• Task goal: Collect the lines of the entries where "Formula" shows up.

(Entries from a dataset of interfaces)
◆ ◆ ◆ ◆

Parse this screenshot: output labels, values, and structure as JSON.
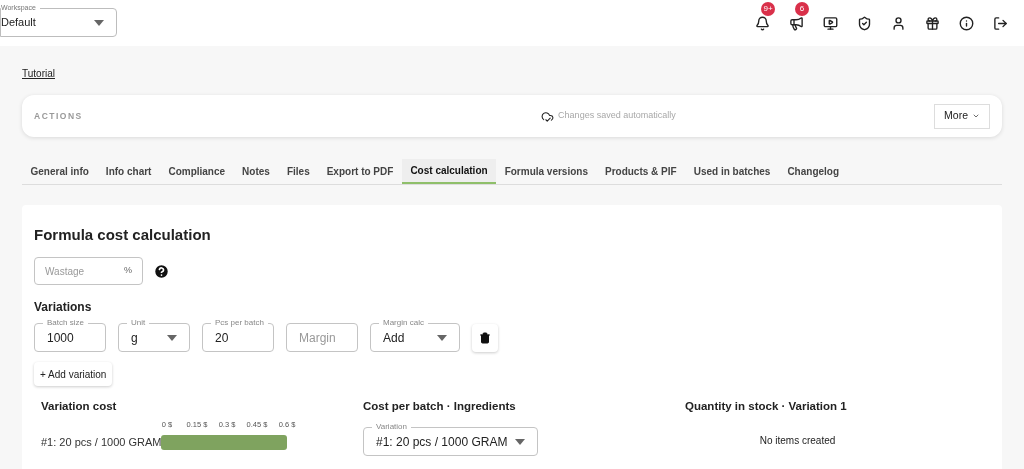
{
  "header": {
    "workspace": {
      "label": "Workspace",
      "value": "Default"
    },
    "icons": [
      {
        "kind": "bell",
        "badge": "9+"
      },
      {
        "kind": "megaphone",
        "badge": "6"
      },
      {
        "kind": "media"
      },
      {
        "kind": "shield"
      },
      {
        "kind": "user"
      },
      {
        "kind": "gift"
      },
      {
        "kind": "info"
      },
      {
        "kind": "logout"
      }
    ]
  },
  "tutorial_link": "Tutorial",
  "actions": {
    "title": "ACTIONS",
    "status": "Changes saved automatically",
    "more_button": "More"
  },
  "tabs": [
    {
      "label": "General info",
      "selected": false
    },
    {
      "label": "Info chart",
      "selected": false
    },
    {
      "label": "Compliance",
      "selected": false
    },
    {
      "label": "Notes",
      "selected": false
    },
    {
      "label": "Files",
      "selected": false
    },
    {
      "label": "Export to PDF",
      "selected": false
    },
    {
      "label": "Cost calculation",
      "selected": true
    },
    {
      "label": "Formula versions",
      "selected": false
    },
    {
      "label": "Products & PIF",
      "selected": false
    },
    {
      "label": "Used in batches",
      "selected": false
    },
    {
      "label": "Changelog",
      "selected": false
    }
  ],
  "section": {
    "title": "Formula cost calculation",
    "wastage": {
      "placeholder": "Wastage",
      "suffix": "%"
    },
    "variations_title": "Variations",
    "variations": [
      {
        "fields": [
          {
            "kind": "text",
            "label": "Batch size",
            "value": "1000"
          },
          {
            "kind": "select",
            "label": "Unit",
            "value": "g"
          },
          {
            "kind": "text",
            "label": "Pcs per batch",
            "value": "20"
          },
          {
            "kind": "text",
            "placeholder": "Margin"
          },
          {
            "kind": "select",
            "label": "Margin calc",
            "value": "Add"
          }
        ]
      }
    ],
    "add_button": "+ Add variation"
  },
  "variation_cost": {
    "title": "Variation cost",
    "chart_data": {
      "type": "bar",
      "orientation": "horizontal",
      "categories": [
        "#1: 20 pcs / 1000 GRAM"
      ],
      "values": [
        0.6
      ],
      "xlim": [
        0,
        0.6
      ],
      "xticks": [
        {
          "value": 0,
          "label": "0 $"
        },
        {
          "value": 0.15,
          "label": "0.15 $"
        },
        {
          "value": 0.3,
          "label": "0.3 $"
        },
        {
          "value": 0.45,
          "label": "0.45 $"
        },
        {
          "value": 0.6,
          "label": "0.6 $"
        }
      ]
    }
  },
  "cost_per_batch": {
    "title": "Cost per batch · Ingredients",
    "variation_select": {
      "label": "Variation",
      "value": "#1: 20 pcs / 1000 GRAM"
    }
  },
  "stock": {
    "title": "Quantity in stock · Variation 1",
    "empty_text": "No items created"
  }
}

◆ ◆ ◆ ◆

• Answer box:
      "label": "Formula versions",
    "title": "Formula cost calculation",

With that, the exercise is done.